and the loss of long-range correlation in magnets when temperature increases.
But we are not physicists. So let’s talk about percolation. For reasons that
become clear later, consider an n ×(n + 1) lattice connected by edges:
We now fix some
1], and for each edge in the graph, we either keep it
or remove it with probability
. There are many questions we may ask. For
example, we may ask for the probability that there is a left-to-right crossing of
open edges.
For example, we have f
(0) = 0 and f
(1) = 1.
An interesting choice of
to consider is
. We can argue that
must be
, by symmetry. More precisely, consider the dual lattice:
Note that this lattice is isomorphic to the original lattice we were thinking about,
by applying a rotation. Now each edge in the dual lattice crosses exactly one edge
in the original lattice, and we can set the edge to be open iff the corresponding
edge in the original lattice is open. This gives rise to a percolation on the dual
lattice with p =
as well.
Now notice that that there is a left-right crossing of open edges in the original
lattice iff there is no top-bottom crossing in the dual graph. But since the dual
and original lattices are isomorphic, it follows that the probability that there is
a left-right crossing in the original lattice is equal to the probability that there

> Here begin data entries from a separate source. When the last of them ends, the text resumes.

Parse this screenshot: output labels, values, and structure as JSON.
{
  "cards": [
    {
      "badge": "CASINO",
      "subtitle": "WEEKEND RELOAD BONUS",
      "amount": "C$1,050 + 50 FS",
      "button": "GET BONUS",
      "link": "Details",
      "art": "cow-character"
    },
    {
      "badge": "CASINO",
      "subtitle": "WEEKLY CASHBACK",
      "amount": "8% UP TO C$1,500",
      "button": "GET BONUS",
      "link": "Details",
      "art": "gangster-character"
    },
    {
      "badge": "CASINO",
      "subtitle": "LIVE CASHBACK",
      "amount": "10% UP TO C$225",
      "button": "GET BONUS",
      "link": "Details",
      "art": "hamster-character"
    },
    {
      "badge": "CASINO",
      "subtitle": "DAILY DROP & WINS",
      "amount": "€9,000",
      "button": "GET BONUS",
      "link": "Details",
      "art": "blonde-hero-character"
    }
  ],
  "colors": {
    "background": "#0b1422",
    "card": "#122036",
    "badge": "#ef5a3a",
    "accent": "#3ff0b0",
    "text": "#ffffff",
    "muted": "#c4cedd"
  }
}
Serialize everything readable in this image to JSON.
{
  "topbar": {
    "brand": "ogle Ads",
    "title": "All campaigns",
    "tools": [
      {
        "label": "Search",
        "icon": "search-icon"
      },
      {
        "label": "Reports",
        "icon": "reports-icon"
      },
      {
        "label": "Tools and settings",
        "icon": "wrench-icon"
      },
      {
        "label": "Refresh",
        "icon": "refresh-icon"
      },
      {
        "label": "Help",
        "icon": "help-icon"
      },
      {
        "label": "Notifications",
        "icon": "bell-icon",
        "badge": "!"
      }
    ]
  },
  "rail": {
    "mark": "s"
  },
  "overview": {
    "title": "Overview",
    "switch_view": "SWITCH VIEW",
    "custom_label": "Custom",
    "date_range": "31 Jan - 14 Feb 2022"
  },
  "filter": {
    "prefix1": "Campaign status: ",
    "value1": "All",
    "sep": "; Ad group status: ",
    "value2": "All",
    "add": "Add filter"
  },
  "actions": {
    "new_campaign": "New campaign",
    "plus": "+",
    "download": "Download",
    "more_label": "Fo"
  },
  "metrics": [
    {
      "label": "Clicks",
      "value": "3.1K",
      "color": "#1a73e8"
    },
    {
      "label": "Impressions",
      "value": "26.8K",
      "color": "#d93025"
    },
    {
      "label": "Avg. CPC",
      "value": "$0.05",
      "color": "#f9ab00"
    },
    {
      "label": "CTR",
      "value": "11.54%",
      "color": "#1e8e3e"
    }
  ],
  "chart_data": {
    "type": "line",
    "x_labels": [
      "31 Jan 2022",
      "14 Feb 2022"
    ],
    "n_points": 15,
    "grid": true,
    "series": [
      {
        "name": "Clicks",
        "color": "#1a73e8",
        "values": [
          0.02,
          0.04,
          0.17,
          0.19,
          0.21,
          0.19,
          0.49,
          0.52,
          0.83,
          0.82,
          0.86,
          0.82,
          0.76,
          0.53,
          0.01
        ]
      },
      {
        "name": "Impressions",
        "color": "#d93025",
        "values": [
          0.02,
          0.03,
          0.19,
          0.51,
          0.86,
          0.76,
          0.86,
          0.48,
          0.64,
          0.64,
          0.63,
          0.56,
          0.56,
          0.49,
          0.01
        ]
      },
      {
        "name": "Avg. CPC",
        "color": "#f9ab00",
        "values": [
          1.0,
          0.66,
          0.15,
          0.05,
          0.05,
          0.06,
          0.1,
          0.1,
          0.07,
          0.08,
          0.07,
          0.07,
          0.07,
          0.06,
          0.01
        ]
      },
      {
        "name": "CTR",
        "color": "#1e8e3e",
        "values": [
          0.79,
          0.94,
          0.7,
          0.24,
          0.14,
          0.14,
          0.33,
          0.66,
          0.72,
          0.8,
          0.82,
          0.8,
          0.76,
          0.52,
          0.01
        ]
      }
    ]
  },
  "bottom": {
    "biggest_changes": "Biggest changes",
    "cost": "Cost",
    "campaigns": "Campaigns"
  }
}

is no left-right crossing in the original lattice. So both of these must be
The ability to talk about the dual graph is a very important property that
is only true in 2 dimensions. In general, there are many things known for 2
dimensions via the dual, which do not generalize to higher dimensions.
The other topic we are going to discuss is random walks in graphs. In IB
Markov chains, and maybe IA Probability, we considered random walks on the
integer lattice
. Here we shall consider random walks on any graph. We
shall mostly think about finite graphs, but we will also talk about how certain
results can be extended to infinite graphs. It turns out a rather useful way of
thinking about this is to think of the graph as representing an electrical network.
Then many concepts familiar from high school physics translate to interesting
properties about the graph, and importing well-known (and elementary) results
from electrical networks helps us understand graphs better.